"Oh," he said. "I was asked to do my Austin Powers impression all the time for about three years after that movie came out. Eventually, I grew tired of that at a certain point. It began to haunt me!
"But the actual process of doing this with Mike Myers and director Jay Roach was pretty terrifying and satisfying and unforgettable. It was the kind of experience you couldn't even wish for."
Himelstein, now 28, has also been earning the kind of critical praise actors couldn't even wish for as a player in Steppenwolf's production of Erika Sheffer's drama "Russian Transport."
But Himelstein wouldn't really know about that.
"I don't read the reviews," Himelstein said. "I'll look at the headline to see if it's a positive review, I'll hear about reviews from my family, but I try not to read reviews, especially if they're good."
"That can be very distracting," he said. "I think the idea for me is not to go for something on the spectrum of good and bad. I think it's better to think in terms of truthfulness to the character."
In "Russian Transport," Himelstein plays Alex, the son of immigrants who run a car service.
"I think people can relate to him (Alex) and see everybody else in the show through his lens as an Americanized teenager obsessed with American culture while denying his Russian roots."
For Himelstein (pronounced Himel-stine, although he conceded that Himel-steen sounds better), acting at Steppenwolf is like coming home. He was 13 when he appeared in Steppenwolf's production of "Morning Star" with Peyankov, now the director of "Russian Transport."
Since 2000, when he made his movie debut in "High Fidelity," Himelstein has appeared on the TV series "Joan of Arcadia," "House" and recently, HBO's "Doll and Em." He also did movies, including the horror tale "All the Boys Love Mandy Lane."
Himelstein officially claims Fort Wayne, Ind., as his birthplace, although his family moved to Buffalo Grove when he turned 3.
"I was always sketching and drawing at a very early age," he recalled. "I remember pausing movies and then sketching the frames. I was really into movies when I was 5. I started making my own films, short films, when I was 10 or 11."
So, what's the appeal of being an actor?

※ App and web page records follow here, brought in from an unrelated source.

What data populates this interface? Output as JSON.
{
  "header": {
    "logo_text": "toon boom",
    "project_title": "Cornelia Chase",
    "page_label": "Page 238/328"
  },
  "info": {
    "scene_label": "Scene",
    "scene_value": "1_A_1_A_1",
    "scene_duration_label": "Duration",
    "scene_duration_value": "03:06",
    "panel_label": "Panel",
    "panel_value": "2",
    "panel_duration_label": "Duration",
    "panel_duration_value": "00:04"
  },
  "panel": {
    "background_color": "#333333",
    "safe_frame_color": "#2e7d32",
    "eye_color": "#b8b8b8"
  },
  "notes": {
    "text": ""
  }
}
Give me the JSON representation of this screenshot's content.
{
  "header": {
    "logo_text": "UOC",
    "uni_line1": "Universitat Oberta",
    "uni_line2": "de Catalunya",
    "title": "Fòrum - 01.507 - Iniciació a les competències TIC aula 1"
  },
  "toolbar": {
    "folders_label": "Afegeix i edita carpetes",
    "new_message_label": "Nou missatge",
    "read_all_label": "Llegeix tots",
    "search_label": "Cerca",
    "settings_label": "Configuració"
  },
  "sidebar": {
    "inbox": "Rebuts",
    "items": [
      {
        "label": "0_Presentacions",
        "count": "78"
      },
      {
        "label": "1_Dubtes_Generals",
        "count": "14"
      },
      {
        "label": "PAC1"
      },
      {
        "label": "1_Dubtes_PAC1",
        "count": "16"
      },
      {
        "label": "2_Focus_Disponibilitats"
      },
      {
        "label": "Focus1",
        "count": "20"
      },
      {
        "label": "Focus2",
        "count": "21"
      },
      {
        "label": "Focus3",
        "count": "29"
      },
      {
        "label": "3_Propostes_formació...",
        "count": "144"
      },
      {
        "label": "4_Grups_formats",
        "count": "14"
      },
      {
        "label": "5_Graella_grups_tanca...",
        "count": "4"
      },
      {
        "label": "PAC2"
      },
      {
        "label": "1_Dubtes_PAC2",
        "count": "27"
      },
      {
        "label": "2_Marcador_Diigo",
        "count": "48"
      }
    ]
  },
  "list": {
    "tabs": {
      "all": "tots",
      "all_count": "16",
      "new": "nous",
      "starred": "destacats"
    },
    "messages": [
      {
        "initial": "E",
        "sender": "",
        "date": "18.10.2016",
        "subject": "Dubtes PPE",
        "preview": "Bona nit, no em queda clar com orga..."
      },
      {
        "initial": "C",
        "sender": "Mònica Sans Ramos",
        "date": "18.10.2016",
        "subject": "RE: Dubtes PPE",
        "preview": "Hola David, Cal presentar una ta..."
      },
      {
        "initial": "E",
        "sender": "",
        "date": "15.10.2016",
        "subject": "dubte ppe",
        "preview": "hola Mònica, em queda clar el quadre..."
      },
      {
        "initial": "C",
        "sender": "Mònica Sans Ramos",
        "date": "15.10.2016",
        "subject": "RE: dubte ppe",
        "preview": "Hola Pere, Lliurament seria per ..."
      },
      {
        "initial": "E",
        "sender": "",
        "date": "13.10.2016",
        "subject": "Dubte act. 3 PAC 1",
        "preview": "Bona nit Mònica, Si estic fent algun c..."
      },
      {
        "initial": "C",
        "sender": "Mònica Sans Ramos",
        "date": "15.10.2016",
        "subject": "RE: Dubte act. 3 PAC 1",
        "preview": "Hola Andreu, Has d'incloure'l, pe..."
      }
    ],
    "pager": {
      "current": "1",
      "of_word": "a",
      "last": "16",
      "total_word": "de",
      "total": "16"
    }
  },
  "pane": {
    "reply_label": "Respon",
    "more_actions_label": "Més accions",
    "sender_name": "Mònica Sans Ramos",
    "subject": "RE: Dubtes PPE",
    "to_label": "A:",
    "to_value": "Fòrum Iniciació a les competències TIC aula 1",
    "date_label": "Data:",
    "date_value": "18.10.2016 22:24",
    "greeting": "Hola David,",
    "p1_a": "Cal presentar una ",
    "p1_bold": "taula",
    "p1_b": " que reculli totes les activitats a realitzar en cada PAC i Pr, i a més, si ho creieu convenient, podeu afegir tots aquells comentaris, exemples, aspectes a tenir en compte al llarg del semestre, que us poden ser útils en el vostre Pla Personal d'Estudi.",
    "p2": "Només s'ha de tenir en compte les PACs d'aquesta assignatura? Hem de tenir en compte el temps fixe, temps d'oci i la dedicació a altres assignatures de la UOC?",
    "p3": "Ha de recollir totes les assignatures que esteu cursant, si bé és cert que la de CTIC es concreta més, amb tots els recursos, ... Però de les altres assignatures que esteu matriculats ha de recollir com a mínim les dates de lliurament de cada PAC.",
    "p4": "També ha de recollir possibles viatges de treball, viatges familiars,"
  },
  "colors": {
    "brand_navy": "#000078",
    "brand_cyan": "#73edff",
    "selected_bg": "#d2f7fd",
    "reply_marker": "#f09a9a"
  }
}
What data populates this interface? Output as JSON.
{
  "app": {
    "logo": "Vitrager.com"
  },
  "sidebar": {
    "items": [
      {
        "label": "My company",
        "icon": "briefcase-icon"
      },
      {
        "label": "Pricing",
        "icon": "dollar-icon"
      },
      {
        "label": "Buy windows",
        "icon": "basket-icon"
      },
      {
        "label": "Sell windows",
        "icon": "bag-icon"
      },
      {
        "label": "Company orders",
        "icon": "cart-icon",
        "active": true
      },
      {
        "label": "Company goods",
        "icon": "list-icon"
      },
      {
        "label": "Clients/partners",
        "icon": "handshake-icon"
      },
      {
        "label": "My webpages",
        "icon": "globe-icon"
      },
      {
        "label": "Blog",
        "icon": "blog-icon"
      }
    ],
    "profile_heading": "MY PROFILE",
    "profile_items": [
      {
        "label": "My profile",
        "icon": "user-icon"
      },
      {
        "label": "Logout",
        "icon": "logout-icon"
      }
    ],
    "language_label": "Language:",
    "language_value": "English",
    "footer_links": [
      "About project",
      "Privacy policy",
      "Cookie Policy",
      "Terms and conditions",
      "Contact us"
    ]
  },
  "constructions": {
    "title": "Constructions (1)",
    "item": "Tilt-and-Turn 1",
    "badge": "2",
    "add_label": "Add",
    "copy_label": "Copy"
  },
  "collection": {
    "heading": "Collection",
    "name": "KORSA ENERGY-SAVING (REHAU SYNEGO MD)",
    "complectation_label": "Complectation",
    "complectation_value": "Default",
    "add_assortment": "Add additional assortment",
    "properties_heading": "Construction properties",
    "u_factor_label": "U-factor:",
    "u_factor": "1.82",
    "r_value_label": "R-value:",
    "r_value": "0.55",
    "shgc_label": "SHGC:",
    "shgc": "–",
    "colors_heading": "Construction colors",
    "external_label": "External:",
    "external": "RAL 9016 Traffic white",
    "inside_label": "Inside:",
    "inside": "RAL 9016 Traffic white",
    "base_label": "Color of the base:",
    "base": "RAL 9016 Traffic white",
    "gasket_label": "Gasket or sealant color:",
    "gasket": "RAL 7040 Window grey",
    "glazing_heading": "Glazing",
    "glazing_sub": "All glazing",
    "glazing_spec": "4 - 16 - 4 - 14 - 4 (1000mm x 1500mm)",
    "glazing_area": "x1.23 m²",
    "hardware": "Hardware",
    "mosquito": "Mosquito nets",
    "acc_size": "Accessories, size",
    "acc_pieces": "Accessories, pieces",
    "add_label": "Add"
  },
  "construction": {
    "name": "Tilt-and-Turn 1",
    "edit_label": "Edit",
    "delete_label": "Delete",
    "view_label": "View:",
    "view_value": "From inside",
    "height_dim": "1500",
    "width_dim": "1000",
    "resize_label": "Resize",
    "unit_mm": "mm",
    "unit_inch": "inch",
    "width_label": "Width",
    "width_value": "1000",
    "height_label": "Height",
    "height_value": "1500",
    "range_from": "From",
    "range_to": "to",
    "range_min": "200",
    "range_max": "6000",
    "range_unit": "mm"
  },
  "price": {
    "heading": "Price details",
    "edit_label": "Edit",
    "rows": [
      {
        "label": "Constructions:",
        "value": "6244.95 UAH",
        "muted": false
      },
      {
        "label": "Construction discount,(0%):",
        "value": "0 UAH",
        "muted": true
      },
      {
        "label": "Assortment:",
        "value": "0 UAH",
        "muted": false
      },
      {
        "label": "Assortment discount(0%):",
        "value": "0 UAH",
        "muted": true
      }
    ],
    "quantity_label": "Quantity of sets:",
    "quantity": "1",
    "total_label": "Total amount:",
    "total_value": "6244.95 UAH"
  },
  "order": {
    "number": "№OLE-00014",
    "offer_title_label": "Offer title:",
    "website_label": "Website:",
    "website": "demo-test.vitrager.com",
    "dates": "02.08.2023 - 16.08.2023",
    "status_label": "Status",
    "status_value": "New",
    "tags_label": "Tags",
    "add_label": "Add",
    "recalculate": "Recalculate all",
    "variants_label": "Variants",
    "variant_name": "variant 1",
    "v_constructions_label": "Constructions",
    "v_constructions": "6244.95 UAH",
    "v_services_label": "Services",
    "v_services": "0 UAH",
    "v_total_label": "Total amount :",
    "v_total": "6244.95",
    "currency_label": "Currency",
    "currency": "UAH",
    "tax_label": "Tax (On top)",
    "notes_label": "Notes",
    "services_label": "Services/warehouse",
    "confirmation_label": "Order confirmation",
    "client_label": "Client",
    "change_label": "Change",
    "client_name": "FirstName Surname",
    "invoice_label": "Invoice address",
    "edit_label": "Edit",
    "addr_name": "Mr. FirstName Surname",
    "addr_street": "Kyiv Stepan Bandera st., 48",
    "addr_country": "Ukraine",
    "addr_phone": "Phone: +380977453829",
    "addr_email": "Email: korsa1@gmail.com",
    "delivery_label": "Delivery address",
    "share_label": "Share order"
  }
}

"The most simple way I can put it is this: empathy," he said. "When you don't empathize with other people, that leads to apathy. So this keeps your heart open. You try to understand all kinds of people.
"I see the acting process in a mediumistic sort of way. I think you become a medium for something coming through you. There's something addictive about that process. And fulfilling."
Himelstein has worked with people on both coasts. Would he be able to spot a Chicagoan a mile away?
"No," he confessed. "But I can spot somebody from L.A. a mile away. The thing about people from L.A. is that there's this big ego. It's massive.
"When you come home to Chicago, there's a sense of normalcy that you don't even notice when you're living here, not until you leave and come back."
So, what does he notice about Chicagoans when he comes back?
"That they're just good people. It's about the quality and kindness of the people that's there just below the surface in a genuine way that's hard to find in a one-dimensional city like L.A. where everything revolves around the entertainment industry."
In fact, he says his Midwestern background is the best part of being Aaron Himelstein.
"I think that 'normal' thing I hold on to when I'm going through tough times in L.A. enables me to remind myself that I'm from the Midwest. And I can always go back."
-- Dann Gire
• Dann Gire and Jamie Sotonoff are looking for suburbanites working in showbiz. If you know of someone who would make an interesting feature, email them at email@example.com and firstname.lastname@example.org.